Starting your life over after a divorce means having the credit to do so. To protect yourself and your credit during the divorce process, consider the following tips:
Close joint accounts.
If your name is on an account, you are 100% liable for it.
Whether you used that account or incurred any of the debt is of no consequence to the creditor.
Your name on that account means that any derogatory information such as; late payments, charge-offs, or collections, can and will report on your credit report and ruin your credit.
So close all joint accounts and remove yourself from any “authorized user” accounts.
Starting your life over after a divorce means establishing a new “individual” credit history for yourself.
Open a few new accounts solely in your name during the divorce process to begin the process of establishing your credit.
Keep the Lines of Communication Open.
Be practical, some accounts, such as mortgages, cannot be separated or closed immediately after a divorce.
This means that you are left at the mercy of your ex when it comes to things like making mortgage or car payments on time.
Although the court may decree that it is your ex’s responsibility to pay certain loans, the creditors still have your name on the loan and will report all negative marks to your credit file.
For that reason, it is important to make sure that any and all accounts with your name on them are paid on time, even if they are your ex’s responsibility.

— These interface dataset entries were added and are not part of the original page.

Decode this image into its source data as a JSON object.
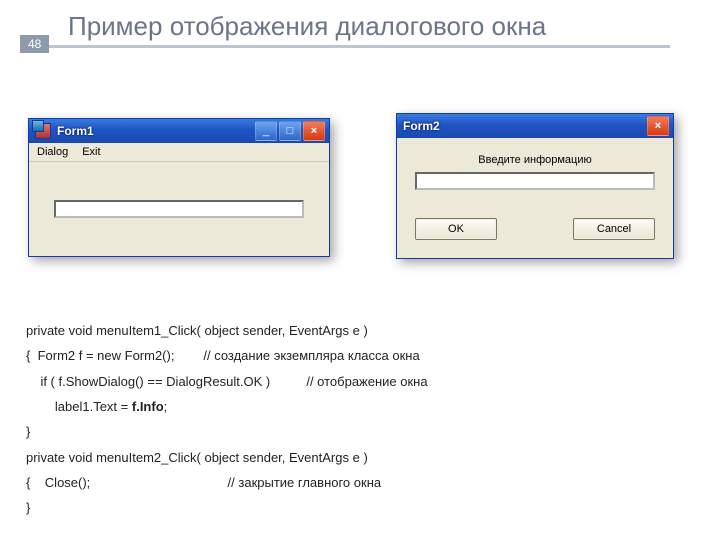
{
  "slide": {
    "title": "Пример отображения диалогового окна",
    "page_number": "48"
  },
  "form1": {
    "title": "Form1",
    "menu": {
      "dialog": "Dialog",
      "exit": "Exit"
    },
    "buttons": {
      "minimize": "_",
      "maximize": "□",
      "close": "×"
    }
  },
  "form2": {
    "title": "Form2",
    "prompt": "Введите информацию",
    "ok": "OK",
    "cancel": "Cancel",
    "buttons": {
      "close": "×"
    }
  },
  "code": {
    "l1": "private void menuItem1_Click( object sender, EventArgs e )",
    "l2a": "{  Form2 f = new Form2();        ",
    "l2b": "// создание экземпляра класса окна",
    "l3a": "    if ( f.ShowDialog() == DialogResult.OK )          ",
    "l3b": "// отображение окна",
    "l4a": "        label1.Text = ",
    "l4b": "f.Info",
    "l4c": ";",
    "l5": "}",
    "l6": "private void menuItem2_Click( object sender, EventArgs e )",
    "l7a": "{    Close();                                      ",
    "l7b": "// закрытие главного окна",
    "l8": "}"
  }
}
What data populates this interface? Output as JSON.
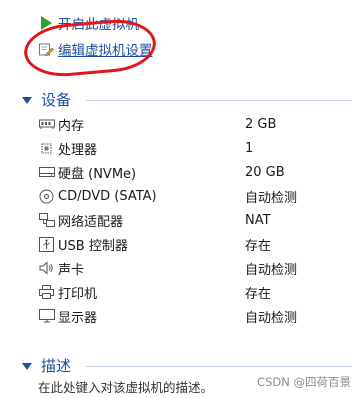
{
  "actions": {
    "power_on": "开启此虚拟机",
    "edit_settings": "编辑虚拟机设置"
  },
  "devices_section": {
    "title": "设备"
  },
  "devices": [
    {
      "icon": "memory-icon",
      "name": "内存",
      "value": "2 GB"
    },
    {
      "icon": "processor-icon",
      "name": "处理器",
      "value": "1"
    },
    {
      "icon": "hard-disk-icon",
      "name": "硬盘 (NVMe)",
      "value": "20 GB"
    },
    {
      "icon": "cd-dvd-icon",
      "name": "CD/DVD (SATA)",
      "value": "自动检测"
    },
    {
      "icon": "network-adapter-icon",
      "name": "网络适配器",
      "value": "NAT"
    },
    {
      "icon": "usb-icon",
      "name": "USB 控制器",
      "value": "存在"
    },
    {
      "icon": "sound-card-icon",
      "name": "声卡",
      "value": "自动检测"
    },
    {
      "icon": "printer-icon",
      "name": "打印机",
      "value": "存在"
    },
    {
      "icon": "display-icon",
      "name": "显示器",
      "value": "自动检测"
    }
  ],
  "description_section": {
    "title": "描述",
    "placeholder": "在此处键入对该虚拟机的描述。"
  },
  "watermark": "CSDN @四荷百景",
  "colors": {
    "link": "#1f4fa0",
    "annotation": "#e2161b",
    "play": "#2aa52a"
  }
}
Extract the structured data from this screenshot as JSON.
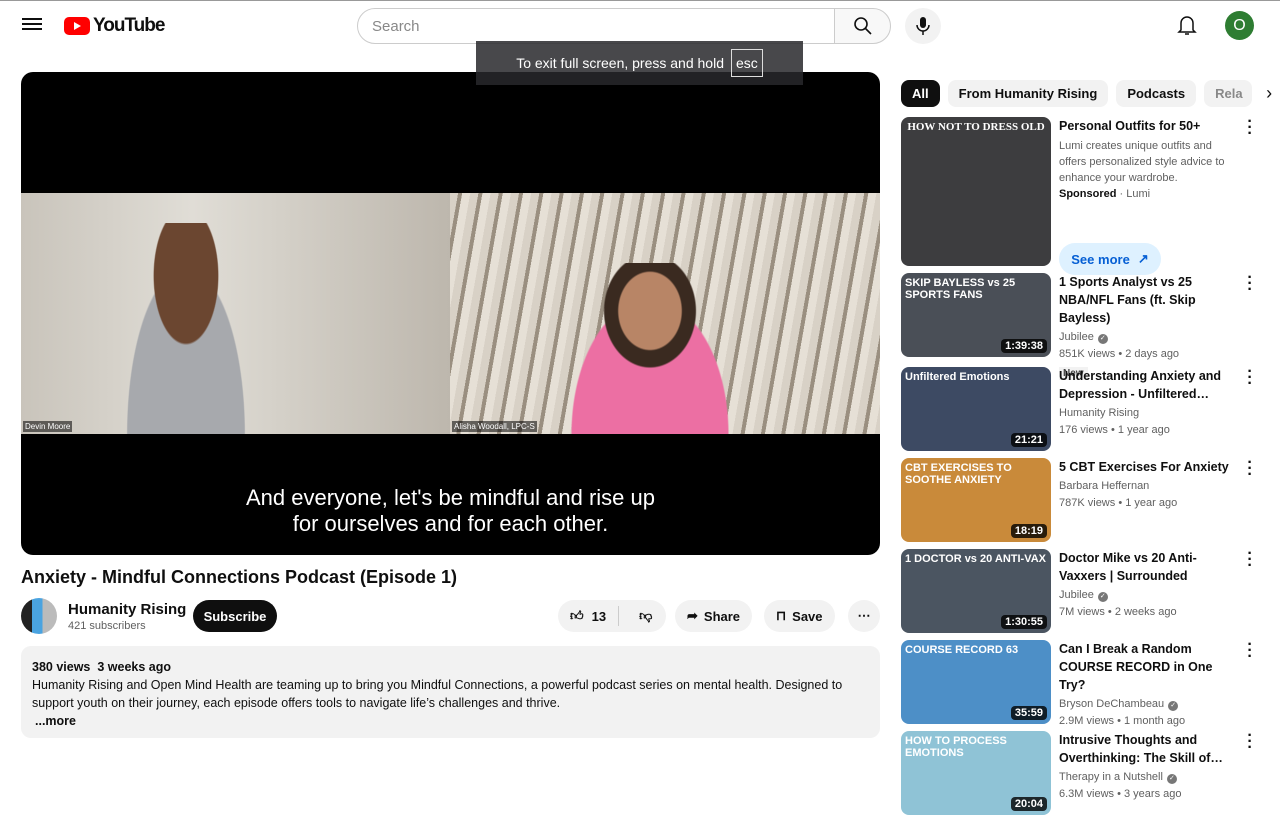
{
  "header": {
    "logo_text": "YouTube",
    "search_placeholder": "Search",
    "avatar_letter": "O"
  },
  "toast": {
    "text": "To exit full screen, press and hold",
    "key": "esc"
  },
  "player": {
    "speaker1": "Devin Moore",
    "speaker2": "Alisha Woodall, LPC-S",
    "subtitle_line1": "And everyone, let's be mindful and rise up",
    "subtitle_line2": "for ourselves and for each other."
  },
  "video": {
    "title": "Anxiety - Mindful Connections Podcast (Episode 1)",
    "channel": "Humanity Rising",
    "subscribers": "421 subscribers",
    "subscribe_label": "Subscribe",
    "likes": "13",
    "share_label": "Share",
    "save_label": "Save",
    "views": "380 views",
    "date": "3 weeks ago",
    "description": "Humanity Rising and Open Mind Health are teaming up to bring you Mindful Connections, a powerful podcast series on mental health. Designed to support youth on their journey, each episode offers tools to navigate life’s challenges and thrive.",
    "more_label": "...more"
  },
  "chips": [
    "All",
    "From Humanity Rising",
    "Podcasts",
    "Rela"
  ],
  "ad": {
    "thumb_text": "HOW NOT TO DRESS OLD",
    "title": "Personal Outfits for 50+",
    "body": "Lumi creates unique outfits and offers personalized style advice to enhance your wardrobe.",
    "sponsored": "Sponsored",
    "advertiser": "· Lumi",
    "cta": "See more"
  },
  "recs": [
    {
      "thumb_text": "SKIP BAYLESS vs 25 SPORTS FANS",
      "title": "1 Sports Analyst vs 25 NBA/NFL Fans (ft. Skip Bayless)",
      "channel": "Jubilee",
      "verified": true,
      "views": "851K views",
      "age": "• 2 days ago",
      "badge": "New",
      "duration": "1:39:38",
      "color": "#4a4f57"
    },
    {
      "thumb_text": "Unfiltered Emotions",
      "title": "Understanding Anxiety and Depression - Unfiltered…",
      "channel": "Humanity Rising",
      "verified": false,
      "views": "176 views",
      "age": "• 1 year ago",
      "duration": "21:21",
      "color": "#3d4a63"
    },
    {
      "thumb_text": "CBT EXERCISES TO SOOTHE ANXIETY",
      "title": "5 CBT Exercises For Anxiety",
      "channel": "Barbara Heffernan",
      "verified": false,
      "views": "787K views",
      "age": "• 1 year ago",
      "duration": "18:19",
      "color": "#c98a3a"
    },
    {
      "thumb_text": "1 DOCTOR vs 20 ANTI-VAX",
      "title": "Doctor Mike vs 20 Anti-Vaxxers | Surrounded",
      "channel": "Jubilee",
      "verified": true,
      "views": "7M views",
      "age": "• 2 weeks ago",
      "duration": "1:30:55",
      "color": "#4b5561"
    },
    {
      "thumb_text": "COURSE RECORD 63",
      "title": "Can I Break a Random COURSE RECORD in One Try?",
      "channel": "Bryson DeChambeau",
      "verified": true,
      "views": "2.9M views",
      "age": "• 1 month ago",
      "duration": "35:59",
      "color": "#4d8fc7"
    },
    {
      "thumb_text": "HOW TO PROCESS EMOTIONS",
      "title": "Intrusive Thoughts and Overthinking: The Skill of…",
      "channel": "Therapy in a Nutshell",
      "verified": true,
      "views": "6.3M views",
      "age": "• 3 years ago",
      "duration": "20:04",
      "color": "#8fc3d6"
    }
  ]
}
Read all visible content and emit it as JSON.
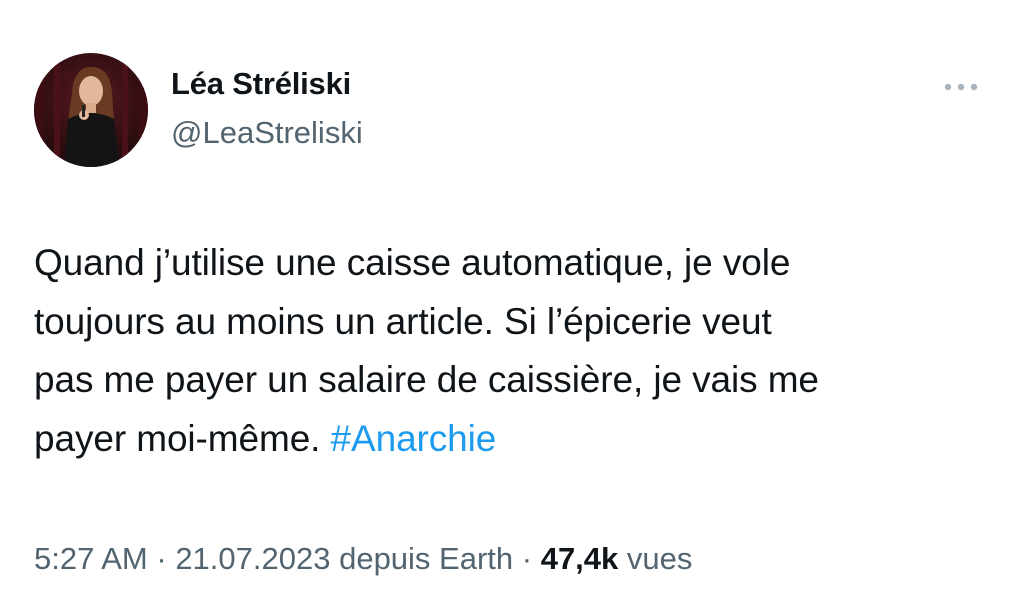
{
  "author": {
    "display_name": "Léa Stréliski",
    "handle": "@LeaStreliski"
  },
  "tweet": {
    "lines": [
      "Quand j’utilise une caisse automatique, je vole",
      "toujours au moins un article. Si l’épicerie veut",
      "pas me payer un salaire de caissière, je vais me",
      "payer moi-même. "
    ],
    "hashtag": "#Anarchie"
  },
  "meta": {
    "time": "5:27 AM",
    "separator": " · ",
    "date": "21.07.2023",
    "source": " depuis Earth",
    "views_count": "47,4k",
    "views_label": " vues"
  },
  "icons": {
    "more": "more-horizontal-icon",
    "avatar": "profile-photo"
  },
  "colors": {
    "text": "#0f1419",
    "secondary": "#536471",
    "link": "#1d9bf0"
  }
}
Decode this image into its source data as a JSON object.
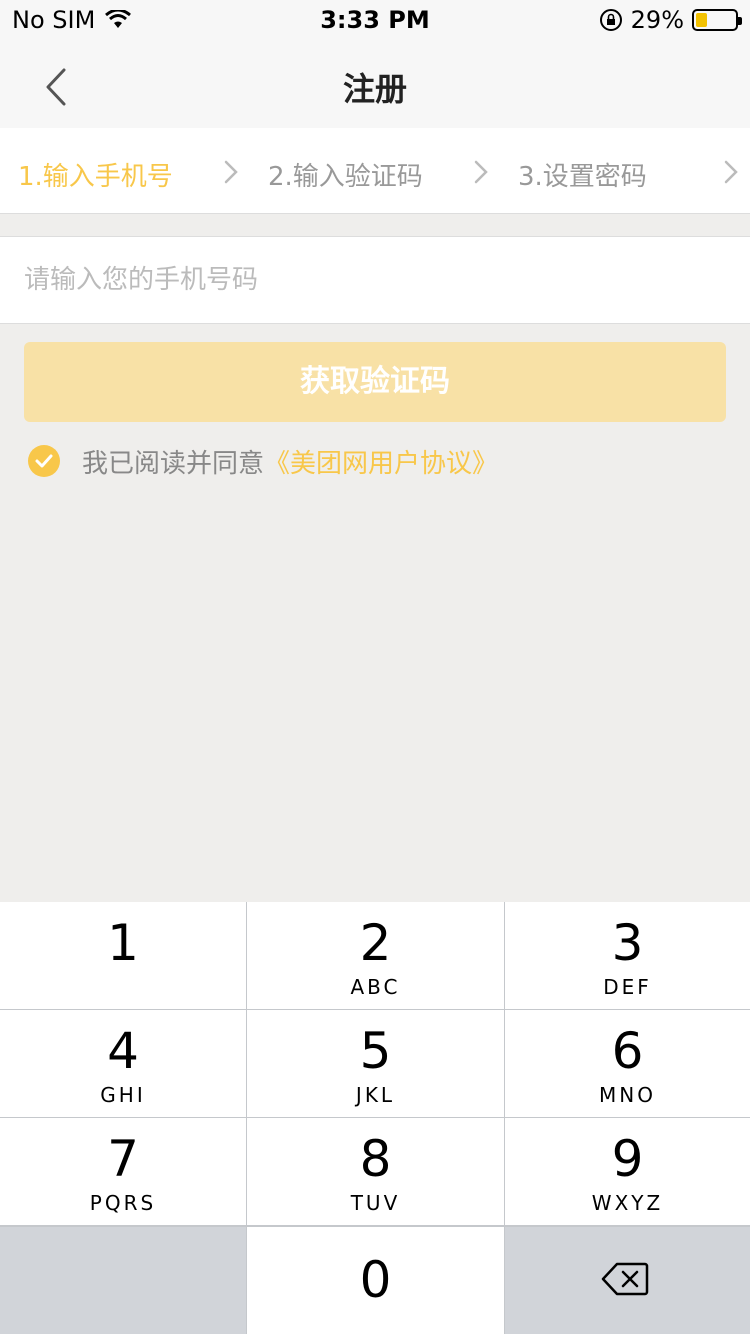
{
  "status_bar": {
    "carrier": "No SIM",
    "time": "3:33 PM",
    "battery_percent": "29%",
    "battery_level": 0.29,
    "icons": [
      "wifi-icon",
      "orientation-lock-icon",
      "battery-icon"
    ]
  },
  "nav": {
    "title": "注册",
    "back_icon": "chevron-left-icon"
  },
  "steps": [
    {
      "label": "1.输入手机号",
      "active": true
    },
    {
      "label": "2.输入验证码",
      "active": false
    },
    {
      "label": "3.设置密码",
      "active": false
    }
  ],
  "phone": {
    "placeholder": "请输入您的手机号码",
    "value": ""
  },
  "get_code_button": "获取验证码",
  "agreement": {
    "checked": true,
    "text": "我已阅读并同意",
    "link": "《美团网用户协议》"
  },
  "keypad": {
    "keys": [
      {
        "num": "1",
        "letters": ""
      },
      {
        "num": "2",
        "letters": "ABC"
      },
      {
        "num": "3",
        "letters": "DEF"
      },
      {
        "num": "4",
        "letters": "GHI"
      },
      {
        "num": "5",
        "letters": "JKL"
      },
      {
        "num": "6",
        "letters": "MNO"
      },
      {
        "num": "7",
        "letters": "PQRS"
      },
      {
        "num": "8",
        "letters": "TUV"
      },
      {
        "num": "9",
        "letters": "WXYZ"
      },
      {
        "num": "0",
        "letters": ""
      }
    ],
    "delete_icon": "backspace-icon"
  },
  "colors": {
    "accent": "#f8c74a",
    "button_disabled": "#f8e1a6",
    "background": "#efeeec"
  }
}
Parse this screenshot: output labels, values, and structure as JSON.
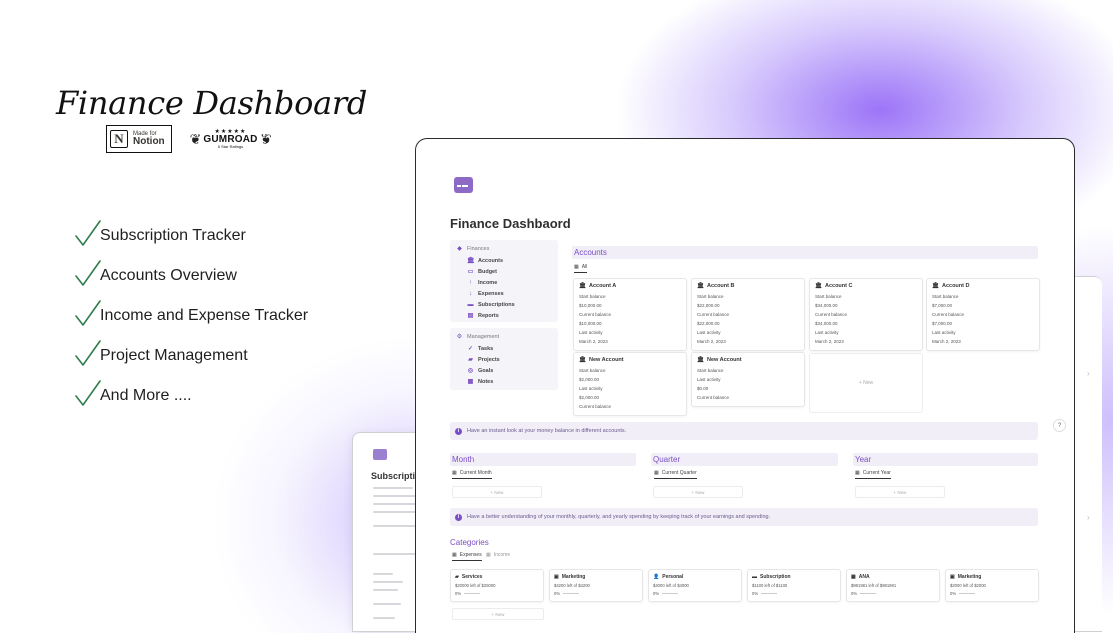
{
  "hero": {
    "title": "Finance Dashboard",
    "notion_badge": {
      "small": "Made for",
      "big": "Notion",
      "logo": "N"
    },
    "gumroad_badge": {
      "stars": "★★★★★",
      "word": "GUMROAD",
      "tiny": "5 Star Ratings"
    }
  },
  "features": [
    {
      "label": "Subscription Tracker"
    },
    {
      "label": "Accounts Overview"
    },
    {
      "label": "Income and Expense Tracker"
    },
    {
      "label": "Project Management"
    },
    {
      "label": "And More ...."
    }
  ],
  "back_window": {
    "title": "Subscription"
  },
  "app": {
    "page_title": "Finance Dashbaord",
    "sidebar": {
      "finances": {
        "heading": "Finances",
        "items": [
          {
            "label": "Accounts",
            "icon": "bank-icon"
          },
          {
            "label": "Budget",
            "icon": "wallet-icon"
          },
          {
            "label": "Income",
            "icon": "arrow-up-icon"
          },
          {
            "label": "Expenses",
            "icon": "arrow-down-icon"
          },
          {
            "label": "Subscriptions",
            "icon": "card-icon"
          },
          {
            "label": "Reports",
            "icon": "report-icon"
          }
        ]
      },
      "management": {
        "heading": "Management",
        "items": [
          {
            "label": "Tasks",
            "icon": "check-icon"
          },
          {
            "label": "Projects",
            "icon": "folder-icon"
          },
          {
            "label": "Goals",
            "icon": "target-icon"
          },
          {
            "label": "Notes",
            "icon": "note-icon"
          }
        ]
      }
    },
    "accounts": {
      "heading": "Accounts",
      "view_tab": "All",
      "cards": [
        {
          "name": "Account A",
          "rows": [
            "Start balance",
            "$10,000.00",
            "Current balance",
            "$10,000.00",
            "Last activity",
            "March 2, 2023"
          ]
        },
        {
          "name": "Account B",
          "rows": [
            "Start balance",
            "$22,000.00",
            "Current balance",
            "$22,000.00",
            "Last activity",
            "March 2, 2023"
          ]
        },
        {
          "name": "Account C",
          "rows": [
            "Start balance",
            "$34,000.00",
            "Current balance",
            "$34,000.00",
            "Last activity",
            "March 2, 2023"
          ]
        },
        {
          "name": "Account D",
          "rows": [
            "Start balance",
            "$7,000.00",
            "Current balance",
            "$7,000.00",
            "Last activity",
            "March 2, 2023"
          ]
        },
        {
          "name": "New Account",
          "rows": [
            "Start balance",
            "$2,000.00",
            "Last activity",
            "$2,000.00",
            "Current balance"
          ]
        },
        {
          "name": "New Account",
          "rows": [
            "Start balance",
            "Last activity",
            "$0.00",
            "Current balance"
          ]
        }
      ],
      "new_label": "+ New"
    },
    "callout_accounts": "Have an instant look at your money balance in different accounts.",
    "periods": [
      {
        "heading": "Month",
        "tab": "Current Month",
        "new_label": "+ New"
      },
      {
        "heading": "Quarter",
        "tab": "Current Quarter",
        "new_label": "+ New"
      },
      {
        "heading": "Year",
        "tab": "Current Year",
        "new_label": "+ New"
      }
    ],
    "callout_periods": "Have a better understanding of your monthly, quarterly, and yearly spending by keeping track of your earnings and spending.",
    "categories": {
      "heading": "Categories",
      "tabs": [
        {
          "label": "Expenses"
        },
        {
          "label": "Income"
        }
      ],
      "cards": [
        {
          "name": "Services",
          "amount": "$20000 left of $25000",
          "pct": "0%"
        },
        {
          "name": "Marketing",
          "amount": "$4200 left of $4200",
          "pct": "0%"
        },
        {
          "name": "Personal",
          "amount": "$4000 left of $4000",
          "pct": "0%"
        },
        {
          "name": "Subscription",
          "amount": "$1100 left of $1100",
          "pct": "0%"
        },
        {
          "name": "ANA",
          "amount": "$981981 left of $981981",
          "pct": "0%"
        },
        {
          "name": "Marketing",
          "amount": "$2000 left of $2000",
          "pct": "0%"
        }
      ],
      "new_label": "+ New"
    },
    "help_label": "?"
  },
  "colors": {
    "accent": "#7a4fc4",
    "check": "#2e7d4f",
    "glow": "#8b5cf6"
  }
}
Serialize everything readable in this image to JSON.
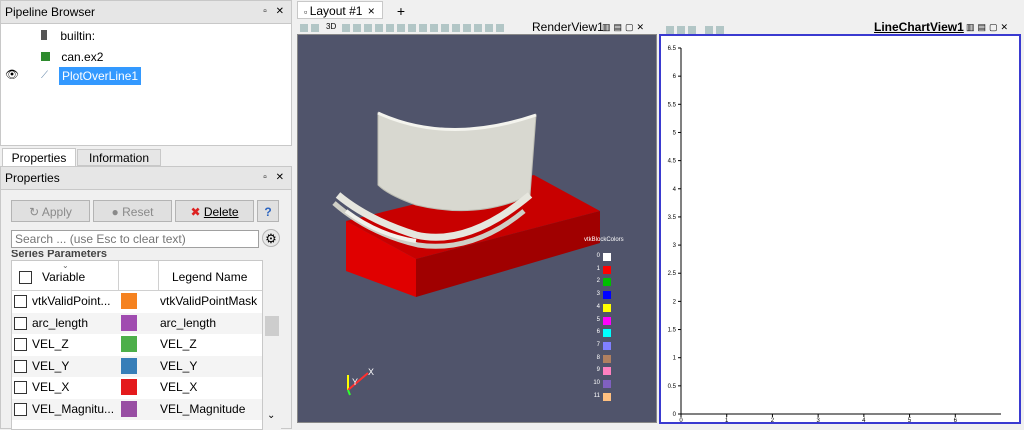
{
  "pipeline": {
    "title": "Pipeline Browser",
    "items": [
      {
        "label": "builtin:"
      },
      {
        "label": "can.ex2"
      },
      {
        "label": "PlotOverLine1"
      }
    ]
  },
  "tabs": {
    "properties": "Properties",
    "information": "Information"
  },
  "properties_panel": {
    "title": "Properties",
    "apply": "Apply",
    "reset": "Reset",
    "delete": "Delete",
    "help": "?",
    "search_placeholder": "Search ... (use Esc to clear text)",
    "section": "Series Parameters",
    "col_variable": "Variable",
    "col_legend": "Legend Name",
    "series": [
      {
        "var": "vtkValidPoint...",
        "legend": "vtkValidPointMask",
        "color": "#f58220"
      },
      {
        "var": "arc_length",
        "legend": "arc_length",
        "color": "#a04cb0"
      },
      {
        "var": "VEL_Z",
        "legend": "VEL_Z",
        "color": "#4daf4a"
      },
      {
        "var": "VEL_Y",
        "legend": "VEL_Y",
        "color": "#377eb8"
      },
      {
        "var": "VEL_X",
        "legend": "VEL_X",
        "color": "#e41a1c"
      },
      {
        "var": "VEL_Magnitu...",
        "legend": "VEL_Magnitude",
        "color": "#984ea3"
      }
    ]
  },
  "layout": {
    "tab": "Layout #1",
    "close": "×",
    "add": "+"
  },
  "render_view": {
    "title": "RenderView1",
    "toolbar_3d": "3D",
    "legend_title": "vtkBlockColors",
    "legend": [
      {
        "label": "0",
        "color": "#ffffff"
      },
      {
        "label": "1",
        "color": "#ff0000"
      },
      {
        "label": "2",
        "color": "#00c000"
      },
      {
        "label": "3",
        "color": "#0000ff"
      },
      {
        "label": "4",
        "color": "#ffff00"
      },
      {
        "label": "5",
        "color": "#ff00ff"
      },
      {
        "label": "6",
        "color": "#00ffff"
      },
      {
        "label": "7",
        "color": "#8080ff"
      },
      {
        "label": "8",
        "color": "#b08060"
      },
      {
        "label": "9",
        "color": "#ff80c0"
      },
      {
        "label": "10",
        "color": "#8060c0"
      },
      {
        "label": "11",
        "color": "#ffc080"
      }
    ],
    "axis_x": "X",
    "axis_y": "Y"
  },
  "chart_view": {
    "title": "LineChartView1"
  },
  "chart_data": {
    "type": "line",
    "title": "",
    "xlabel": "",
    "ylabel": "",
    "xlim": [
      0,
      7
    ],
    "ylim": [
      0,
      6.5
    ],
    "x_ticks": [
      "0",
      "1",
      "2",
      "3",
      "4",
      "5",
      "6"
    ],
    "y_ticks": [
      "0",
      "0.5",
      "1",
      "1.5",
      "2",
      "2.5",
      "3",
      "3.5",
      "4",
      "4.5",
      "5",
      "5.5",
      "6",
      "6.5"
    ],
    "series": []
  }
}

Communicate with your ex and make sure that those accounts are being paid, be civil, and protect your credit.